[Items from an interface collection]
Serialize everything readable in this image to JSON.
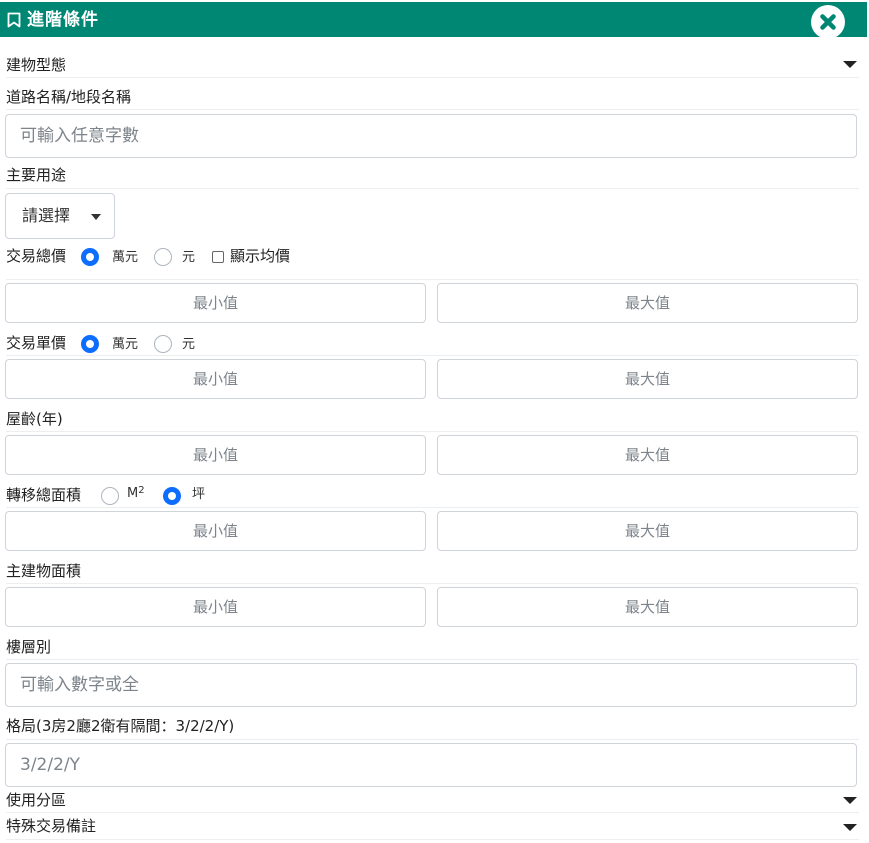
{
  "header": {
    "title": "進階條件",
    "bookmark_icon": "bookmark-icon",
    "close_icon": "close-circle-icon",
    "color": "#008774"
  },
  "building_type": {
    "label": "建物型態"
  },
  "road": {
    "label": "道路名稱/地段名稱",
    "placeholder": "可輸入任意字數"
  },
  "usage": {
    "label": "主要用途",
    "select_label": "請選擇"
  },
  "total_price": {
    "label": "交易總價",
    "unit_wan": "萬元",
    "unit_yuan": "元",
    "avg_label": "顯示均價",
    "selected": "萬元",
    "min_placeholder": "最小值",
    "max_placeholder": "最大值"
  },
  "unit_price": {
    "label": "交易單價",
    "unit_wan": "萬元",
    "unit_yuan": "元",
    "selected": "萬元",
    "min_placeholder": "最小值",
    "max_placeholder": "最大值"
  },
  "age": {
    "label": "屋齡(年)",
    "min_placeholder": "最小值",
    "max_placeholder": "最大值"
  },
  "transfer_area": {
    "label": "轉移總面積",
    "unit_m": "M",
    "unit_m_sup": "2",
    "unit_ping": "坪",
    "selected": "坪",
    "min_placeholder": "最小值",
    "max_placeholder": "最大值"
  },
  "main_area": {
    "label": "主建物面積",
    "min_placeholder": "最小值",
    "max_placeholder": "最大值"
  },
  "floor": {
    "label": "樓層別",
    "placeholder": "可輸入數字或全"
  },
  "layout": {
    "label": "格局(3房2廳2衛有隔間：3/2/2/Y)",
    "placeholder": "3/2/2/Y"
  },
  "zoning": {
    "label": "使用分區"
  },
  "special": {
    "label": "特殊交易備註"
  },
  "accent_color": "#0d6efd"
}
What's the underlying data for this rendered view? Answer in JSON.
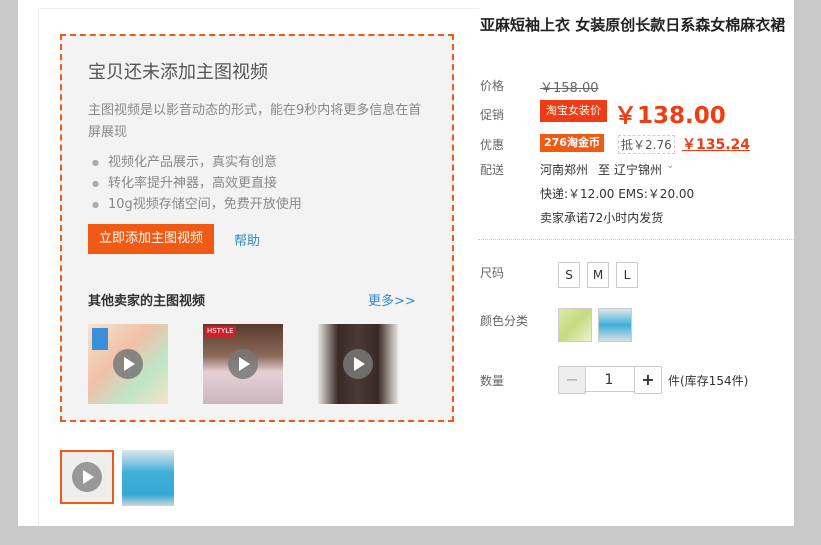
{
  "video_box": {
    "title": "宝贝还未添加主图视频",
    "description": "主图视频是以影音动态的形式，能在9秒内将更多信息在首屏展现",
    "features": [
      "视频化产品展示，真实有创意",
      "转化率提升神器，高效更直接",
      "10g视频存储空间，免费开放使用"
    ],
    "add_button": "立即添加主图视频",
    "help_link": "帮助",
    "other_sellers_title": "其他卖家的主图视频",
    "more_link": "更多>>",
    "thumb_badge_2": "HSTYLE"
  },
  "product": {
    "title": "亚麻短袖上衣 女装原创长款日系森女棉麻衣裙",
    "price_label": "价格",
    "original_price": "￥158.00",
    "promo_label": "促销",
    "promo_tag": "淘宝女装价",
    "promo_price": "￥138.00",
    "coupon_label": "优惠",
    "coin_tag": "276淘金币",
    "coin_deduct": "抵￥2.76",
    "coin_price": "￥135.24",
    "shipping_label": "配送",
    "ship_from": "河南郑州",
    "ship_to_word": "至",
    "ship_to": "辽宁锦州",
    "shipping_cost": "快递:￥12.00   EMS:￥20.00",
    "promise": "卖家承诺72小时内发货",
    "size_label": "尺码",
    "sizes": [
      "S",
      "M",
      "L"
    ],
    "color_label": "颜色分类",
    "quantity_label": "数量",
    "quantity": "1",
    "minus": "−",
    "plus": "+",
    "stock": "件(库存154件)"
  },
  "colors": {
    "accent": "#f05a14",
    "price_red": "#f03c14",
    "link_blue": "#3388cc"
  }
}
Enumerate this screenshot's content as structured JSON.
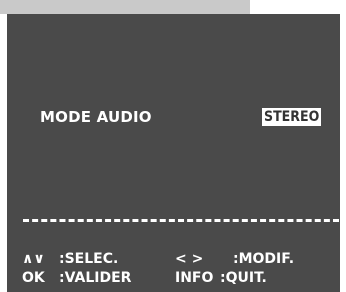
{
  "menu": {
    "label": "MODE AUDIO",
    "value": "STEREO"
  },
  "help": {
    "nav_updown_glyph": "∧∨",
    "nav_updown_label": ":SELEC.",
    "nav_leftright_glyph": "< >",
    "nav_leftright_label": ":MODIF.",
    "ok_key": "OK",
    "ok_label": ":VALIDER",
    "info_key": "INFO",
    "info_label": ":QUIT."
  },
  "colors": {
    "panel_background": "#4a4a4a",
    "text": "#ffffff",
    "value_box_background": "#ffffff",
    "value_box_text": "#333333"
  }
}
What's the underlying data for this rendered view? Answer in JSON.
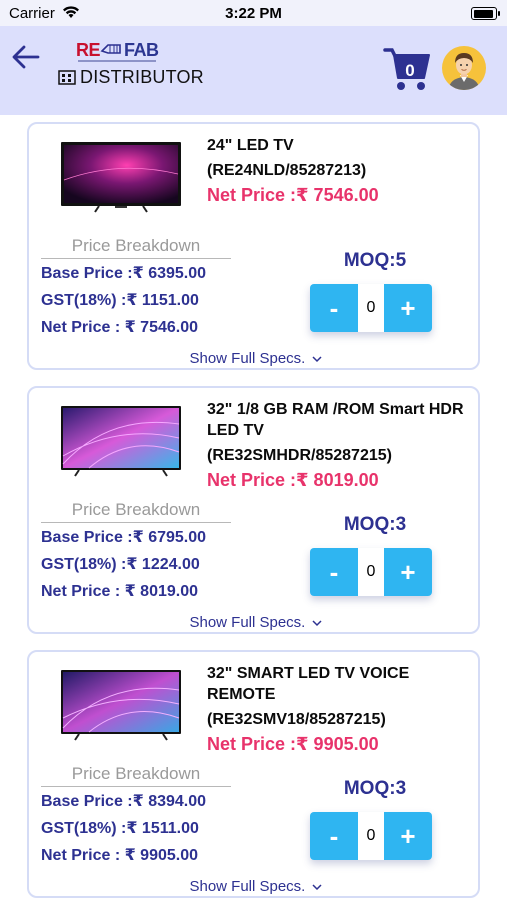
{
  "status": {
    "carrier": "Carrier",
    "time": "3:22 PM"
  },
  "header": {
    "logo_left": "RE",
    "logo_right": "FAB",
    "subtitle": "DISTRIBUTOR",
    "cart_count": "0"
  },
  "products": [
    {
      "name": "24\" LED TV",
      "code": "(RE24NLD/85287213)",
      "net_price_header": "Net Price :₹ 7546.00",
      "breakdown_title": "Price Breakdown",
      "base_price": "Base Price :₹ 6395.00",
      "gst": "GST(18%) :₹ 1151.00",
      "net_price": "Net Price : ₹ 7546.00",
      "moq": "MOQ:5",
      "minus": "-",
      "plus": "+",
      "qty": "0",
      "specs": "Show Full Specs."
    },
    {
      "name": "32\" 1/8 GB RAM /ROM Smart HDR LED TV",
      "code": "(RE32SMHDR/85287215)",
      "net_price_header": "Net Price :₹ 8019.00",
      "breakdown_title": "Price Breakdown",
      "base_price": "Base Price :₹ 6795.00",
      "gst": "GST(18%) :₹ 1224.00",
      "net_price": "Net Price : ₹ 8019.00",
      "moq": "MOQ:3",
      "minus": "-",
      "plus": "+",
      "qty": "0",
      "specs": "Show Full Specs."
    },
    {
      "name": "32\" SMART LED TV VOICE REMOTE",
      "code": "(RE32SMV18/85287215)",
      "net_price_header": "Net Price :₹ 9905.00",
      "breakdown_title": "Price Breakdown",
      "base_price": "Base Price :₹ 8394.00",
      "gst": "GST(18%) :₹ 1511.00",
      "net_price": "Net Price : ₹ 9905.00",
      "moq": "MOQ:3",
      "minus": "-",
      "plus": "+",
      "qty": "0",
      "specs": "Show Full Specs."
    }
  ],
  "icons": {
    "back": "arrow-left-icon",
    "cart": "shopping-cart-icon",
    "avatar": "user-avatar",
    "chevron": "chevron-down-icon"
  },
  "colors": {
    "header_bg": "#dcdffc",
    "brand_navy": "#2d3191",
    "price_red": "#e8336b",
    "stepper_blue": "#2fb5f1",
    "card_border": "#d5dcf6"
  }
}
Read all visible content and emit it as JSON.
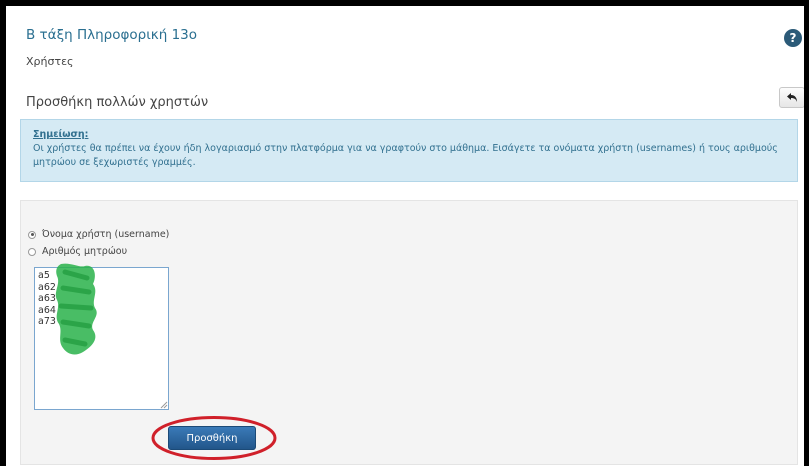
{
  "header": {
    "course_title": "Β τάξη Πληροφορική 13ο",
    "breadcrumb": "Χρήστες",
    "help_icon": "question-circle-icon",
    "highlight_color": "#d0202a",
    "link_color": "#2a6f90"
  },
  "page": {
    "title": "Προσθήκη πολλών χρηστών",
    "back_icon": "reply-arrow-icon"
  },
  "note": {
    "title": "Σημείωση",
    "title_suffix": ":",
    "text": "Οι χρήστες θα πρέπει να έχουν ήδη λογαριασμό στην πλατφόρμα για να γραφτούν στο μάθημα. Εισάγετε τα ονόματα χρήστη (usernames) ή τους αριθμούς μητρώου σε ξεχωριστές γραμμές.",
    "background": "#d5eaf4"
  },
  "form": {
    "radio_options": [
      {
        "label": "Όνομα χρήστη (username)",
        "checked": true
      },
      {
        "label": "Αριθμός μητρώου",
        "checked": false
      }
    ],
    "usernames_value": "a5\na62\na63\na64\na73",
    "submit_label": "Προσθήκη",
    "submit_color": "#2e6aa6"
  }
}
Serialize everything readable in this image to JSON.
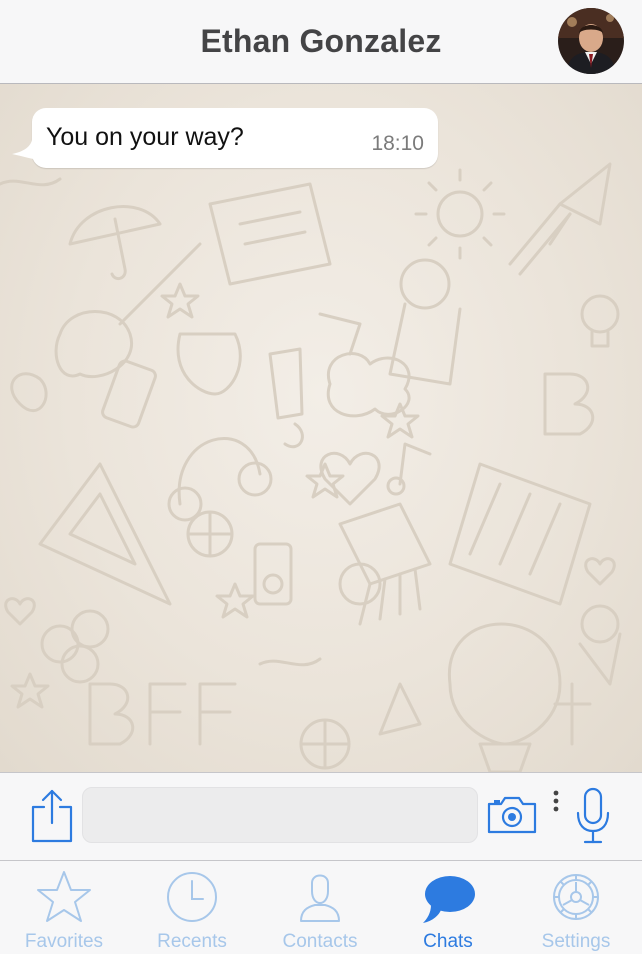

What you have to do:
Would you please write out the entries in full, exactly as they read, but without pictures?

Solution to the exercise:
Serialize everything readable in this image to JSON.
{
  "header": {
    "title": "進階條件",
    "bookmark_icon": "bookmark-icon",
    "close_icon": "close-circle-icon",
    "color": "#008774"
  },
  "building_type": {
    "label": "建物型態"
  },
  "road": {
    "label": "道路名稱/地段名稱",
    "placeholder": "可輸入任意字數"
  },
  "usage": {
    "label": "主要用途",
    "select_label": "請選擇"
  },
  "total_price": {
    "label": "交易總價",
    "unit_wan": "萬元",
    "unit_yuan": "元",
    "avg_label": "顯示均價",
    "selected": "萬元",
    "min_placeholder": "最小值",
    "max_placeholder": "最大值"
  },
  "unit_price": {
    "label": "交易單價",
    "unit_wan": "萬元",
    "unit_yuan": "元",
    "selected": "萬元",
    "min_placeholder": "最小值",
    "max_placeholder": "最大值"
  },
  "age": {
    "label": "屋齡(年)",
    "min_placeholder": "最小值",
    "max_placeholder": "最大值"
  },
  "transfer_area": {
    "label": "轉移總面積",
    "unit_m": "M",
    "unit_m_sup": "2",
    "unit_ping": "坪",
    "selected": "坪",
    "min_placeholder": "最小值",
    "max_placeholder": "最大值"
  },
  "main_area": {
    "label": "主建物面積",
    "min_placeholder": "最小值",
    "max_placeholder": "最大值"
  },
  "floor": {
    "label": "樓層別",
    "placeholder": "可輸入數字或全"
  },
  "layout": {
    "label": "格局(3房2廳2衛有隔間：3/2/2/Y)",
    "placeholder": "3/2/2/Y"
  },
  "zoning": {
    "label": "使用分區"
  },
  "special": {
    "label": "特殊交易備註"
  },
  "accent_color": "#0d6efd"
}
What's the underlying data for this rendered view? Answer in JSON.
{
  "video_box": {
    "title": "宝贝还未添加主图视频",
    "description": "主图视频是以影音动态的形式，能在9秒内将更多信息在首屏展现",
    "features": [
      "视频化产品展示，真实有创意",
      "转化率提升神器，高效更直接",
      "10g视频存储空间，免费开放使用"
    ],
    "add_button": "立即添加主图视频",
    "help_link": "帮助",
    "other_sellers_title": "其他卖家的主图视频",
    "more_link": "更多>>",
    "thumb_badge_2": "HSTYLE"
  },
  "product": {
    "title": "亚麻短袖上衣 女装原创长款日系森女棉麻衣裙",
    "price_label": "价格",
    "original_price": "￥158.00",
    "promo_label": "促销",
    "promo_tag": "淘宝女装价",
    "promo_price": "￥138.00",
    "coupon_label": "优惠",
    "coin_tag": "276淘金币",
    "coin_deduct": "抵￥2.76",
    "coin_price": "￥135.24",
    "shipping_label": "配送",
    "ship_from": "河南郑州",
    "ship_to_word": "至",
    "ship_to": "辽宁锦州",
    "shipping_cost": "快递:￥12.00   EMS:￥20.00",
    "promise": "卖家承诺72小时内发货",
    "size_label": "尺码",
    "sizes": [
      "S",
      "M",
      "L"
    ],
    "color_label": "颜色分类",
    "quantity_label": "数量",
    "quantity": "1",
    "minus": "−",
    "plus": "+",
    "stock": "件(库存154件)"
  },
  "colors": {
    "accent": "#f05a14",
    "price_red": "#f03c14",
    "link_blue": "#3388cc"
  }
}
Enumerate this screenshot's content as structured JSON.
{
  "menu": {
    "label": "MODE AUDIO",
    "value": "STEREO"
  },
  "help": {
    "nav_updown_glyph": "∧∨",
    "nav_updown_label": ":SELEC.",
    "nav_leftright_glyph": "< >",
    "nav_leftright_label": ":MODIF.",
    "ok_key": "OK",
    "ok_label": ":VALIDER",
    "info_key": "INFO",
    "info_label": ":QUIT."
  },
  "colors": {
    "panel_background": "#4a4a4a",
    "text": "#ffffff",
    "value_box_background": "#ffffff",
    "value_box_text": "#333333"
  }
}
What's the underlying data for this rendered view? Answer in JSON.
{
  "status": {
    "carrier": "Carrier",
    "time": "3:22 PM"
  },
  "header": {
    "logo_left": "RE",
    "logo_right": "FAB",
    "subtitle": "DISTRIBUTOR",
    "cart_count": "0"
  },
  "products": [
    {
      "name": "24\" LED TV",
      "code": "(RE24NLD/85287213)",
      "net_price_header": "Net Price :₹ 7546.00",
      "breakdown_title": "Price Breakdown",
      "base_price": "Base Price :₹ 6395.00",
      "gst": "GST(18%) :₹ 1151.00",
      "net_price": "Net Price : ₹ 7546.00",
      "moq": "MOQ:5",
      "minus": "-",
      "plus": "+",
      "qty": "0",
      "specs": "Show Full Specs."
    },
    {
      "name": "32\" 1/8 GB RAM /ROM Smart HDR LED TV",
      "code": "(RE32SMHDR/85287215)",
      "net_price_header": "Net Price :₹ 8019.00",
      "breakdown_title": "Price Breakdown",
      "base_price": "Base Price :₹ 6795.00",
      "gst": "GST(18%) :₹ 1224.00",
      "net_price": "Net Price : ₹ 8019.00",
      "moq": "MOQ:3",
      "minus": "-",
      "plus": "+",
      "qty": "0",
      "specs": "Show Full Specs."
    },
    {
      "name": "32\" SMART LED TV VOICE REMOTE",
      "code": "(RE32SMV18/85287215)",
      "net_price_header": "Net Price :₹ 9905.00",
      "breakdown_title": "Price Breakdown",
      "base_price": "Base Price :₹ 8394.00",
      "gst": "GST(18%) :₹ 1511.00",
      "net_price": "Net Price : ₹ 9905.00",
      "moq": "MOQ:3",
      "minus": "-",
      "plus": "+",
      "qty": "0",
      "specs": "Show Full Specs."
    }
  ],
  "icons": {
    "back": "arrow-left-icon",
    "cart": "shopping-cart-icon",
    "avatar": "user-avatar",
    "chevron": "chevron-down-icon"
  },
  "colors": {
    "header_bg": "#dcdffc",
    "brand_navy": "#2d3191",
    "price_red": "#e8336b",
    "stepper_blue": "#2fb5f1",
    "card_border": "#d5dcf6"
  }
}
Read all visible content and emit it as JSON.
{
  "header": {
    "course_title": "Β τάξη Πληροφορική 13ο",
    "breadcrumb": "Χρήστες",
    "help_icon": "question-circle-icon",
    "highlight_color": "#d0202a",
    "link_color": "#2a6f90"
  },
  "page": {
    "title": "Προσθήκη πολλών χρηστών",
    "back_icon": "reply-arrow-icon"
  },
  "note": {
    "title": "Σημείωση",
    "title_suffix": ":",
    "text": "Οι χρήστες θα πρέπει να έχουν ήδη λογαριασμό στην πλατφόρμα για να γραφτούν στο μάθημα. Εισάγετε τα ονόματα χρήστη (usernames) ή τους αριθμούς μητρώου σε ξεχωριστές γραμμές.",
    "background": "#d5eaf4"
  },
  "form": {
    "radio_options": [
      {
        "label": "Όνομα χρήστη (username)",
        "checked": true
      },
      {
        "label": "Αριθμός μητρώου",
        "checked": false
      }
    ],
    "usernames_value": "a5\na62\na63\na64\na73",
    "submit_label": "Προσθήκη",
    "submit_color": "#2e6aa6"
  }
}
Serialize everything readable in this image to JSON.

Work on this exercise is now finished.